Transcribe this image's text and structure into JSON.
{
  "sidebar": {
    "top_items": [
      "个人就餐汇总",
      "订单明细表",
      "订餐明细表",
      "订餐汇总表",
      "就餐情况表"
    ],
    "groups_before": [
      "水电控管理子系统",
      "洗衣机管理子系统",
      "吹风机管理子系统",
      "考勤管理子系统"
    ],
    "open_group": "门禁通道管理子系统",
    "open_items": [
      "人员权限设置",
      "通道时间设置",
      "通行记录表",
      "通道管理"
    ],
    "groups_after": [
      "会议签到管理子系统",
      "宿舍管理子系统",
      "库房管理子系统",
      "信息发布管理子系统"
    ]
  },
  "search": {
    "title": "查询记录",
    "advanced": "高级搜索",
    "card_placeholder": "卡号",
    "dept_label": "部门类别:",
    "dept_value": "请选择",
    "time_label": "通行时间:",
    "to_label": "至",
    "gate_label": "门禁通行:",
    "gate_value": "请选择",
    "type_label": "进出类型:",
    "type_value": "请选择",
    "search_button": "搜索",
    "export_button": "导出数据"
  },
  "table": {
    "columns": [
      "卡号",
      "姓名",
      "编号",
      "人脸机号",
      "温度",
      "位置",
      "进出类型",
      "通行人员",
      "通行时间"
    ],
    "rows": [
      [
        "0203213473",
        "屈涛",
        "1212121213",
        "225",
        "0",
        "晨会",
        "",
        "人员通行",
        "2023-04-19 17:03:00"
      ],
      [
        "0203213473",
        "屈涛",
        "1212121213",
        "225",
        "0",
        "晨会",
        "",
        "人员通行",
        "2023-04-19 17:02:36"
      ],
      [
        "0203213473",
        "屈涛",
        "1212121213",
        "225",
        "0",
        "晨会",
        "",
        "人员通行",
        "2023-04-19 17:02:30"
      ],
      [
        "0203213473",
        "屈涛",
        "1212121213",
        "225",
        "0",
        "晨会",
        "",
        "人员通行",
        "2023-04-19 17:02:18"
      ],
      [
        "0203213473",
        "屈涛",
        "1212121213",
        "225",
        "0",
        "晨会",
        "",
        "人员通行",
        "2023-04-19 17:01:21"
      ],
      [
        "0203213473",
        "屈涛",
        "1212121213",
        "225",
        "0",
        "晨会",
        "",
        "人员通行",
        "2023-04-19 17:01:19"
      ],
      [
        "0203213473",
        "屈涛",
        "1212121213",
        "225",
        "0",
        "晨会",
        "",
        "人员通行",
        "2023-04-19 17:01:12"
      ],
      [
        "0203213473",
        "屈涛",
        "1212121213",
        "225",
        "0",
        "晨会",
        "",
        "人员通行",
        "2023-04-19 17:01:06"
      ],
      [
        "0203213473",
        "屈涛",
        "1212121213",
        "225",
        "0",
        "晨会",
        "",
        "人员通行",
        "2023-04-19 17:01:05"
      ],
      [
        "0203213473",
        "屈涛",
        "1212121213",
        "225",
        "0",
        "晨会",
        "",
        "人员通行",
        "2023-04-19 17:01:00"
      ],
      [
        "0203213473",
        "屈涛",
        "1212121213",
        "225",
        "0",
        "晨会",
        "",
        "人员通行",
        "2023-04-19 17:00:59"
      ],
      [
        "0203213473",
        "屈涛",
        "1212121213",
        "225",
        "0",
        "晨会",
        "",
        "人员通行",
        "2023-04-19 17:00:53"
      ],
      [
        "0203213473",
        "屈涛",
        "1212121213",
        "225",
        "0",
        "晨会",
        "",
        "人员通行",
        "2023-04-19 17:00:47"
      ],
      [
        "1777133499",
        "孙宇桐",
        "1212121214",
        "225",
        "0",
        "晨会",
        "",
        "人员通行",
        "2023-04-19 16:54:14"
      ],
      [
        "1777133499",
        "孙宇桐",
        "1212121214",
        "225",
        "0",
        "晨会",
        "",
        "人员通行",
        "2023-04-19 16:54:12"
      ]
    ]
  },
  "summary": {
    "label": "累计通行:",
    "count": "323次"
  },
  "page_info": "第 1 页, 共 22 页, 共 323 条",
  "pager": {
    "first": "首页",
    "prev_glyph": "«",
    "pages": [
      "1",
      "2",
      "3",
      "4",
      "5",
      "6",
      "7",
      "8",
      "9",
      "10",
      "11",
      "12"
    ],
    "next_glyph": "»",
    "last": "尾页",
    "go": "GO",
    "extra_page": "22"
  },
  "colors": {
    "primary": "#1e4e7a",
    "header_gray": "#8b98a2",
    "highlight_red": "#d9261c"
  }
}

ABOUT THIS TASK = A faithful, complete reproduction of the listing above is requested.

TASK OUTPUT =
Transcribe this image's text and structure into JSON.
{
  "sidebar": {
    "top_items": [
      "个人就餐汇总",
      "订单明细表",
      "订餐明细表",
      "订餐汇总表",
      "就餐情况表"
    ],
    "groups_before": [
      "水电控管理子系统",
      "洗衣机管理子系统",
      "吹风机管理子系统",
      "考勤管理子系统"
    ],
    "open_group": "门禁通道管理子系统",
    "open_items": [
      "人员权限设置",
      "通道时间设置",
      "通行记录表",
      "通道管理"
    ],
    "groups_after": [
      "会议签到管理子系统",
      "宿舍管理子系统",
      "库房管理子系统",
      "信息发布管理子系统"
    ]
  },
  "search": {
    "title": "查询记录",
    "advanced": "高级搜索",
    "card_placeholder": "卡号",
    "dept_label": "部门类别:",
    "dept_value": "请选择",
    "time_label": "通行时间:",
    "to_label": "至",
    "gate_label": "门禁通行:",
    "gate_value": "请选择",
    "type_label": "进出类型:",
    "type_value": "请选择",
    "search_button": "搜索",
    "export_button": "导出数据"
  },
  "table": {
    "columns": [
      "卡号",
      "姓名",
      "编号",
      "人脸机号",
      "温度",
      "位置",
      "进出类型",
      "通行人员",
      "通行时间"
    ],
    "rows": [
      [
        "0203213473",
        "屈涛",
        "1212121213",
        "225",
        "0",
        "晨会",
        "",
        "人员通行",
        "2023-04-19 17:03:00"
      ],
      [
        "0203213473",
        "屈涛",
        "1212121213",
        "225",
        "0",
        "晨会",
        "",
        "人员通行",
        "2023-04-19 17:02:36"
      ],
      [
        "0203213473",
        "屈涛",
        "1212121213",
        "225",
        "0",
        "晨会",
        "",
        "人员通行",
        "2023-04-19 17:02:30"
      ],
      [
        "0203213473",
        "屈涛",
        "1212121213",
        "225",
        "0",
        "晨会",
        "",
        "人员通行",
        "2023-04-19 17:02:18"
      ],
      [
        "0203213473",
        "屈涛",
        "1212121213",
        "225",
        "0",
        "晨会",
        "",
        "人员通行",
        "2023-04-19 17:01:21"
      ],
      [
        "0203213473",
        "屈涛",
        "1212121213",
        "225",
        "0",
        "晨会",
        "",
        "人员通行",
        "2023-04-19 17:01:19"
      ],
      [
        "0203213473",
        "屈涛",
        "1212121213",
        "225",
        "0",
        "晨会",
        "",
        "人员通行",
        "2023-04-19 17:01:12"
      ],
      [
        "0203213473",
        "屈涛",
        "1212121213",
        "225",
        "0",
        "晨会",
        "",
        "人员通行",
        "2023-04-19 17:01:06"
      ],
      [
        "0203213473",
        "屈涛",
        "1212121213",
        "225",
        "0",
        "晨会",
        "",
        "人员通行",
        "2023-04-19 17:01:05"
      ],
      [
        "0203213473",
        "屈涛",
        "1212121213",
        "225",
        "0",
        "晨会",
        "",
        "人员通行",
        "2023-04-19 17:01:00"
      ],
      [
        "0203213473",
        "屈涛",
        "1212121213",
        "225",
        "0",
        "晨会",
        "",
        "人员通行",
        "2023-04-19 17:00:59"
      ],
      [
        "0203213473",
        "屈涛",
        "1212121213",
        "225",
        "0",
        "晨会",
        "",
        "人员通行",
        "2023-04-19 17:00:53"
      ],
      [
        "0203213473",
        "屈涛",
        "1212121213",
        "225",
        "0",
        "晨会",
        "",
        "人员通行",
        "2023-04-19 17:00:47"
      ],
      [
        "1777133499",
        "孙宇桐",
        "1212121214",
        "225",
        "0",
        "晨会",
        "",
        "人员通行",
        "2023-04-19 16:54:14"
      ],
      [
        "1777133499",
        "孙宇桐",
        "1212121214",
        "225",
        "0",
        "晨会",
        "",
        "人员通行",
        "2023-04-19 16:54:12"
      ]
    ]
  },
  "summary": {
    "label": "累计通行:",
    "count": "323次"
  },
  "page_info": "第 1 页, 共 22 页, 共 323 条",
  "pager": {
    "first": "首页",
    "prev_glyph": "«",
    "pages": [
      "1",
      "2",
      "3",
      "4",
      "5",
      "6",
      "7",
      "8",
      "9",
      "10",
      "11",
      "12"
    ],
    "next_glyph": "»",
    "last": "尾页",
    "go": "GO",
    "extra_page": "22"
  },
  "colors": {
    "primary": "#1e4e7a",
    "header_gray": "#8b98a2",
    "highlight_red": "#d9261c"
  }
}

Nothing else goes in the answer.